Activity:
Copy the records word for word. Pictures do not go in.

===== Supplied data =====

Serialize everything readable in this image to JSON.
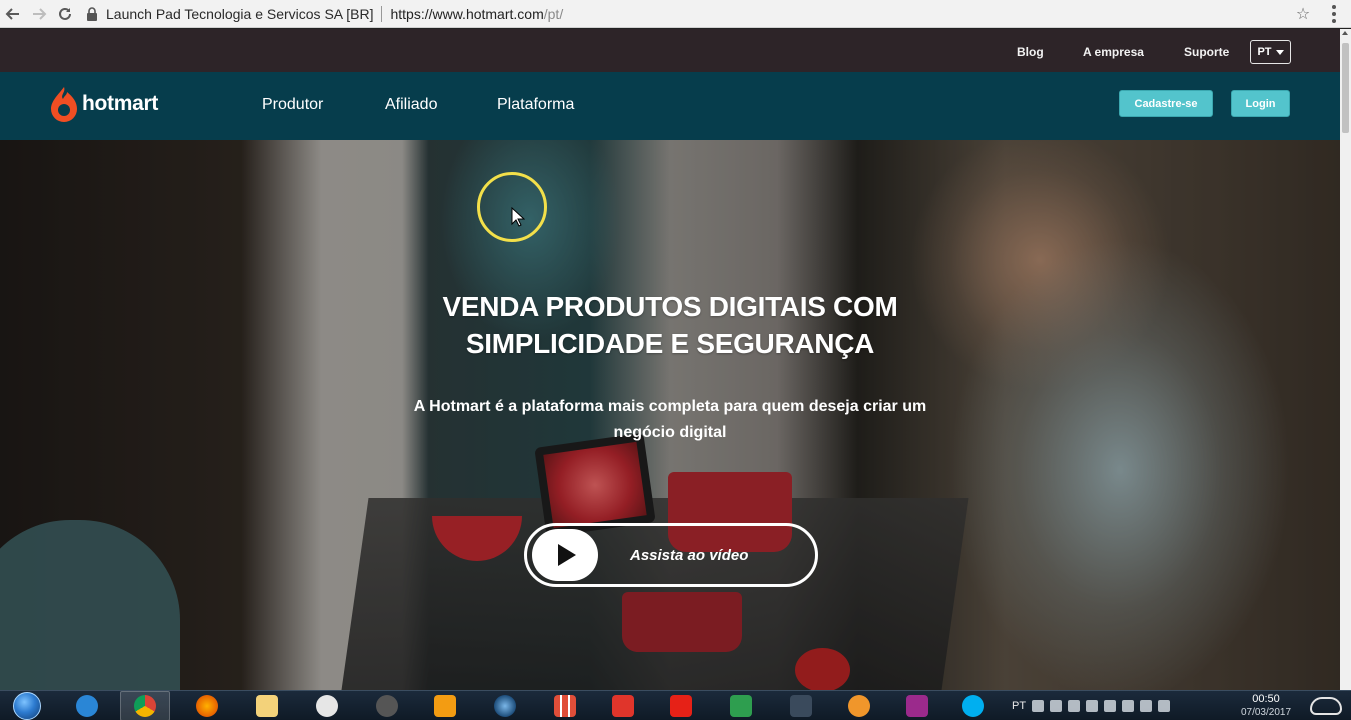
{
  "browser": {
    "security_label": "Launch Pad Tecnologia e Servicos SA [BR]",
    "url_host": "https://www.hotmart.com",
    "url_path": "/pt/",
    "icons": [
      "back-arrow-icon",
      "forward-arrow-icon",
      "reload-icon",
      "lock-icon",
      "star-icon",
      "menu-dots-icon"
    ]
  },
  "topbar": {
    "links": [
      "Blog",
      "A empresa",
      "Suporte"
    ],
    "language": "PT"
  },
  "nav": {
    "logo_text": "hotmart",
    "links": [
      "Produtor",
      "Afiliado",
      "Plataforma"
    ],
    "signup_label": "Cadastre-se",
    "login_label": "Login",
    "brand_color": "#f04e23",
    "accent_color": "#53c4cc",
    "nav_bg": "#063d4c"
  },
  "hero": {
    "title": "VENDA PRODUTOS DIGITAIS COM SIMPLICIDADE E SEGURANÇA",
    "subtitle": "A Hotmart é a plataforma mais completa para quem deseja criar um negócio digital",
    "video_label": "Assista ao vídeo"
  },
  "taskbar": {
    "language": "PT",
    "time": "00:50",
    "date": "07/03/2017"
  }
}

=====

Response:
Serialize everything readable in this image to JSON.
{
  "browser": {
    "security_label": "Launch Pad Tecnologia e Servicos SA [BR]",
    "url_host": "https://www.hotmart.com",
    "url_path": "/pt/",
    "icons": [
      "back-arrow-icon",
      "forward-arrow-icon",
      "reload-icon",
      "lock-icon",
      "star-icon",
      "menu-dots-icon"
    ]
  },
  "topbar": {
    "links": [
      "Blog",
      "A empresa",
      "Suporte"
    ],
    "language": "PT"
  },
  "nav": {
    "logo_text": "hotmart",
    "links": [
      "Produtor",
      "Afiliado",
      "Plataforma"
    ],
    "signup_label": "Cadastre-se",
    "login_label": "Login",
    "brand_color": "#f04e23",
    "accent_color": "#53c4cc",
    "nav_bg": "#063d4c"
  },
  "hero": {
    "title": "VENDA PRODUTOS DIGITAIS COM SIMPLICIDADE E SEGURANÇA",
    "subtitle": "A Hotmart é a plataforma mais completa para quem deseja criar um negócio digital",
    "video_label": "Assista ao vídeo"
  },
  "taskbar": {
    "language": "PT",
    "time": "00:50",
    "date": "07/03/2017"
  }
}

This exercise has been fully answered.